▶ WHAT NEEDS TO BE DONE
Reproduce all the data verbatim.

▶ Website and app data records
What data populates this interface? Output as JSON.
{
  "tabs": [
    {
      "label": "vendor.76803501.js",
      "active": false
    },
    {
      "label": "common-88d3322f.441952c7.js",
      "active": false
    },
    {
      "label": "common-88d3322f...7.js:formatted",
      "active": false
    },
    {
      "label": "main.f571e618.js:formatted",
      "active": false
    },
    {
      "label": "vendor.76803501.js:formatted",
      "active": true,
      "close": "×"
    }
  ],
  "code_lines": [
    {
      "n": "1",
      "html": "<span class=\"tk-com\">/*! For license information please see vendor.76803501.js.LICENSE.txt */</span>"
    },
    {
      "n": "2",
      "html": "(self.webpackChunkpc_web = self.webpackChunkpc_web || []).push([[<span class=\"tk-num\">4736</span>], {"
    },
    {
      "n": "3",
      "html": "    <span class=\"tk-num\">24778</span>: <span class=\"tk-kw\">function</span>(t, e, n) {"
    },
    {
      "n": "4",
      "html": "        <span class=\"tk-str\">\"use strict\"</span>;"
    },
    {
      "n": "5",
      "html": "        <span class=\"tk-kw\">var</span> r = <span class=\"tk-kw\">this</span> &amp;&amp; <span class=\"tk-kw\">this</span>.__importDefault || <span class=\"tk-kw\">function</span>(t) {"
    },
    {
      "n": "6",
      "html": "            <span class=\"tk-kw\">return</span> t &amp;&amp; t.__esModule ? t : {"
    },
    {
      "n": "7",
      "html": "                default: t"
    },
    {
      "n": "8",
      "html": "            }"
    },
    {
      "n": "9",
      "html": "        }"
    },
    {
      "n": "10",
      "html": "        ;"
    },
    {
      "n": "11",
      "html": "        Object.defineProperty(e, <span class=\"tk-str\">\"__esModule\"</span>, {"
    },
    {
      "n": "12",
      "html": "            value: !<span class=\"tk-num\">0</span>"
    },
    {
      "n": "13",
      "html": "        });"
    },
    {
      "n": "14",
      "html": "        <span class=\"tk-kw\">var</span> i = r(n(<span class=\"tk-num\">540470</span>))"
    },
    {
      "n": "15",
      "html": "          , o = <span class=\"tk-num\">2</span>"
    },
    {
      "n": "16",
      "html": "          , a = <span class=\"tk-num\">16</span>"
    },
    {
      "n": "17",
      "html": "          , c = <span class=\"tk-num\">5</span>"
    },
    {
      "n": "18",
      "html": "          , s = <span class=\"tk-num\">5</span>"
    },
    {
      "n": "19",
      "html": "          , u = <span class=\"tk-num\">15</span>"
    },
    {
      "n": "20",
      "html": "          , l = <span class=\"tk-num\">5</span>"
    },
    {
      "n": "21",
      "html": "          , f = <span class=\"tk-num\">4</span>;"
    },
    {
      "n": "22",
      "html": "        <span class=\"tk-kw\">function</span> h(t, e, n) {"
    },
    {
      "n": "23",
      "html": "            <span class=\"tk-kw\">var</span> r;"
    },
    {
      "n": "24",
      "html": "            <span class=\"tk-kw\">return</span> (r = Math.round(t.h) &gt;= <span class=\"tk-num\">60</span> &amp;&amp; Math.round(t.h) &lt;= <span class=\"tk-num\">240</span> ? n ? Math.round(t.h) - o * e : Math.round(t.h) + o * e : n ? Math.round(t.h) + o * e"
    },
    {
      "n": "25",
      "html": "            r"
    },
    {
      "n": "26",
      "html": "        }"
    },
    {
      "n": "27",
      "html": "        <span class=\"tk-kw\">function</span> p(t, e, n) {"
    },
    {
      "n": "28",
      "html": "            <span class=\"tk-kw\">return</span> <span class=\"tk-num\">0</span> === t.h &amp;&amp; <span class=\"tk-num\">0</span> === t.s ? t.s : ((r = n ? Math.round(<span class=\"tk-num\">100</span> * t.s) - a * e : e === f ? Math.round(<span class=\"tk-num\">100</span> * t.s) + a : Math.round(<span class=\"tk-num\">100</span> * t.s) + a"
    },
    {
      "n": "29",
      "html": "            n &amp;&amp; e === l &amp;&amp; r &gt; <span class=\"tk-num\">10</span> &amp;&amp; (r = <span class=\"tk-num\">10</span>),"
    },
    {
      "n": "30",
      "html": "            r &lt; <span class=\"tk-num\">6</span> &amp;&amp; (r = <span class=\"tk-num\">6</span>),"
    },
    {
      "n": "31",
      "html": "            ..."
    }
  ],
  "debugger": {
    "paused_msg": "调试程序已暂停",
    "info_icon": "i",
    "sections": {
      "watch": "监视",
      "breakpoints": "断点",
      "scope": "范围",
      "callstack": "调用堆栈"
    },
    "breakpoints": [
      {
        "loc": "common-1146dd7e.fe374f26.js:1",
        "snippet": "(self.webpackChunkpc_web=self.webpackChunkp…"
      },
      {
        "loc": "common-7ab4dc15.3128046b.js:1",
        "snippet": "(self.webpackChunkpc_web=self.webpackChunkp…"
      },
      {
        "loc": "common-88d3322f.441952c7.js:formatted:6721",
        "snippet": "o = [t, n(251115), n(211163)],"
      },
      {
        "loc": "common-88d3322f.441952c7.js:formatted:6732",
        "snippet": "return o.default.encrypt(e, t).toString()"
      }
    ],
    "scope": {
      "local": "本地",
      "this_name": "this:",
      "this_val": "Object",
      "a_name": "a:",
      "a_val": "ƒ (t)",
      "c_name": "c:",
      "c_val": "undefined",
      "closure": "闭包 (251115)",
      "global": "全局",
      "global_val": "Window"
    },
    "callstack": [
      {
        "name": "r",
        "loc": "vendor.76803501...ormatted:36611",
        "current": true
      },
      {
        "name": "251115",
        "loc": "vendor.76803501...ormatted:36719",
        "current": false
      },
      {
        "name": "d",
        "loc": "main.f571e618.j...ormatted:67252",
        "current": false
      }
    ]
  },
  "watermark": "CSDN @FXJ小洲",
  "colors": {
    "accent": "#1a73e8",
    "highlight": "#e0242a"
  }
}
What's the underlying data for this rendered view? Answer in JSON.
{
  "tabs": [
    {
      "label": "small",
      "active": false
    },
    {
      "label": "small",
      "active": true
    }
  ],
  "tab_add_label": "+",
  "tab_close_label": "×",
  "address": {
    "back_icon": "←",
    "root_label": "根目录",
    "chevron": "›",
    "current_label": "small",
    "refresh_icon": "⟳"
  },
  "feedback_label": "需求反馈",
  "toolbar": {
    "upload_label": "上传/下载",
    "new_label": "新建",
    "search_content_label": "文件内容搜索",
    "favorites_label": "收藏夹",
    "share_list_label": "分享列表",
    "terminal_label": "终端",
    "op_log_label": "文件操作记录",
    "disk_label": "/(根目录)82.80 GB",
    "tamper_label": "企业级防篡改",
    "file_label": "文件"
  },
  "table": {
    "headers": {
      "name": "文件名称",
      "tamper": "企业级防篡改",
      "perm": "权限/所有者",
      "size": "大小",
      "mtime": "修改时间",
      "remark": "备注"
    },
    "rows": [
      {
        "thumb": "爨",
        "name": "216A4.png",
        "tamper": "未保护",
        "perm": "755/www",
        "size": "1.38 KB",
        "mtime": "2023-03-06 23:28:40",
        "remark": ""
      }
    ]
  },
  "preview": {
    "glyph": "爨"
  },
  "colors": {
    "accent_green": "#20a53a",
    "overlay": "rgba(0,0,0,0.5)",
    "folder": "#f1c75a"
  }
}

▶ YOUR SOLUTION
What data populates this interface? Output as JSON.
{
  "tabs": [
    {
      "label": "vendor.76803501.js",
      "active": false
    },
    {
      "label": "common-88d3322f.441952c7.js",
      "active": false
    },
    {
      "label": "common-88d3322f...7.js:formatted",
      "active": false
    },
    {
      "label": "main.f571e618.js:formatted",
      "active": false
    },
    {
      "label": "vendor.76803501.js:formatted",
      "active": true,
      "close": "×"
    }
  ],
  "code_lines": [
    {
      "n": "1",
      "html": "<span class=\"tk-com\">/*! For license information please see vendor.76803501.js.LICENSE.txt */</span>"
    },
    {
      "n": "2",
      "html": "(self.webpackChunkpc_web = self.webpackChunkpc_web || []).push([[<span class=\"tk-num\">4736</span>], {"
    },
    {
      "n": "3",
      "html": "    <span class=\"tk-num\">24778</span>: <span class=\"tk-kw\">function</span>(t, e, n) {"
    },
    {
      "n": "4",
      "html": "        <span class=\"tk-str\">\"use strict\"</span>;"
    },
    {
      "n": "5",
      "html": "        <span class=\"tk-kw\">var</span> r = <span class=\"tk-kw\">this</span> &amp;&amp; <span class=\"tk-kw\">this</span>.__importDefault || <span class=\"tk-kw\">function</span>(t) {"
    },
    {
      "n": "6",
      "html": "            <span class=\"tk-kw\">return</span> t &amp;&amp; t.__esModule ? t : {"
    },
    {
      "n": "7",
      "html": "                default: t"
    },
    {
      "n": "8",
      "html": "            }"
    },
    {
      "n": "9",
      "html": "        }"
    },
    {
      "n": "10",
      "html": "        ;"
    },
    {
      "n": "11",
      "html": "        Object.defineProperty(e, <span class=\"tk-str\">\"__esModule\"</span>, {"
    },
    {
      "n": "12",
      "html": "            value: !<span class=\"tk-num\">0</span>"
    },
    {
      "n": "13",
      "html": "        });"
    },
    {
      "n": "14",
      "html": "        <span class=\"tk-kw\">var</span> i = r(n(<span class=\"tk-num\">540470</span>))"
    },
    {
      "n": "15",
      "html": "          , o = <span class=\"tk-num\">2</span>"
    },
    {
      "n": "16",
      "html": "          , a = <span class=\"tk-num\">16</span>"
    },
    {
      "n": "17",
      "html": "          , c = <span class=\"tk-num\">5</span>"
    },
    {
      "n": "18",
      "html": "          , s = <span class=\"tk-num\">5</span>"
    },
    {
      "n": "19",
      "html": "          , u = <span class=\"tk-num\">15</span>"
    },
    {
      "n": "20",
      "html": "          , l = <span class=\"tk-num\">5</span>"
    },
    {
      "n": "21",
      "html": "          , f = <span class=\"tk-num\">4</span>;"
    },
    {
      "n": "22",
      "html": "        <span class=\"tk-kw\">function</span> h(t, e, n) {"
    },
    {
      "n": "23",
      "html": "            <span class=\"tk-kw\">var</span> r;"
    },
    {
      "n": "24",
      "html": "            <span class=\"tk-kw\">return</span> (r = Math.round(t.h) &gt;= <span class=\"tk-num\">60</span> &amp;&amp; Math.round(t.h) &lt;= <span class=\"tk-num\">240</span> ? n ? Math.round(t.h) - o * e : Math.round(t.h) + o * e : n ? Math.round(t.h) + o * e"
    },
    {
      "n": "25",
      "html": "            r"
    },
    {
      "n": "26",
      "html": "        }"
    },
    {
      "n": "27",
      "html": "        <span class=\"tk-kw\">function</span> p(t, e, n) {"
    },
    {
      "n": "28",
      "html": "            <span class=\"tk-kw\">return</span> <span class=\"tk-num\">0</span> === t.h &amp;&amp; <span class=\"tk-num\">0</span> === t.s ? t.s : ((r = n ? Math.round(<span class=\"tk-num\">100</span> * t.s) - a * e : e === f ? Math.round(<span class=\"tk-num\">100</span> * t.s) + a : Math.round(<span class=\"tk-num\">100</span> * t.s) + a"
    },
    {
      "n": "29",
      "html": "            n &amp;&amp; e === l &amp;&amp; r &gt; <span class=\"tk-num\">10</span> &amp;&amp; (r = <span class=\"tk-num\">10</span>),"
    },
    {
      "n": "30",
      "html": "            r &lt; <span class=\"tk-num\">6</span> &amp;&amp; (r = <span class=\"tk-num\">6</span>),"
    },
    {
      "n": "31",
      "html": "            ..."
    }
  ],
  "debugger": {
    "paused_msg": "调试程序已暂停",
    "info_icon": "i",
    "sections": {
      "watch": "监视",
      "breakpoints": "断点",
      "scope": "范围",
      "callstack": "调用堆栈"
    },
    "breakpoints": [
      {
        "loc": "common-1146dd7e.fe374f26.js:1",
        "snippet": "(self.webpackChunkpc_web=self.webpackChunkp…"
      },
      {
        "loc": "common-7ab4dc15.3128046b.js:1",
        "snippet": "(self.webpackChunkpc_web=self.webpackChunkp…"
      },
      {
        "loc": "common-88d3322f.441952c7.js:formatted:6721",
        "snippet": "o = [t, n(251115), n(211163)],"
      },
      {
        "loc": "common-88d3322f.441952c7.js:formatted:6732",
        "snippet": "return o.default.encrypt(e, t).toString()"
      }
    ],
    "scope": {
      "local": "本地",
      "this_name": "this:",
      "this_val": "Object",
      "a_name": "a:",
      "a_val": "ƒ (t)",
      "c_name": "c:",
      "c_val": "undefined",
      "closure": "闭包 (251115)",
      "global": "全局",
      "global_val": "Window"
    },
    "callstack": [
      {
        "name": "r",
        "loc": "vendor.76803501...ormatted:36611",
        "current": true
      },
      {
        "name": "251115",
        "loc": "vendor.76803501...ormatted:36719",
        "current": false
      },
      {
        "name": "d",
        "loc": "main.f571e618.j...ormatted:67252",
        "current": false
      }
    ]
  },
  "watermark": "CSDN @FXJ小洲",
  "colors": {
    "accent": "#1a73e8",
    "highlight": "#e0242a"
  }
}
What's the underlying data for this rendered view? Answer in JSON.
{
  "tabs": [
    {
      "label": "small",
      "active": false
    },
    {
      "label": "small",
      "active": true
    }
  ],
  "tab_add_label": "+",
  "tab_close_label": "×",
  "address": {
    "back_icon": "←",
    "root_label": "根目录",
    "chevron": "›",
    "current_label": "small",
    "refresh_icon": "⟳"
  },
  "feedback_label": "需求反馈",
  "toolbar": {
    "upload_label": "上传/下载",
    "new_label": "新建",
    "search_content_label": "文件内容搜索",
    "favorites_label": "收藏夹",
    "share_list_label": "分享列表",
    "terminal_label": "终端",
    "op_log_label": "文件操作记录",
    "disk_label": "/(根目录)82.80 GB",
    "tamper_label": "企业级防篡改",
    "file_label": "文件"
  },
  "table": {
    "headers": {
      "name": "文件名称",
      "tamper": "企业级防篡改",
      "perm": "权限/所有者",
      "size": "大小",
      "mtime": "修改时间",
      "remark": "备注"
    },
    "rows": [
      {
        "thumb": "爨",
        "name": "216A4.png",
        "tamper": "未保护",
        "perm": "755/www",
        "size": "1.38 KB",
        "mtime": "2023-03-06 23:28:40",
        "remark": ""
      }
    ]
  },
  "preview": {
    "glyph": "爨"
  },
  "colors": {
    "accent_green": "#20a53a",
    "overlay": "rgba(0,0,0,0.5)",
    "folder": "#f1c75a"
  }
}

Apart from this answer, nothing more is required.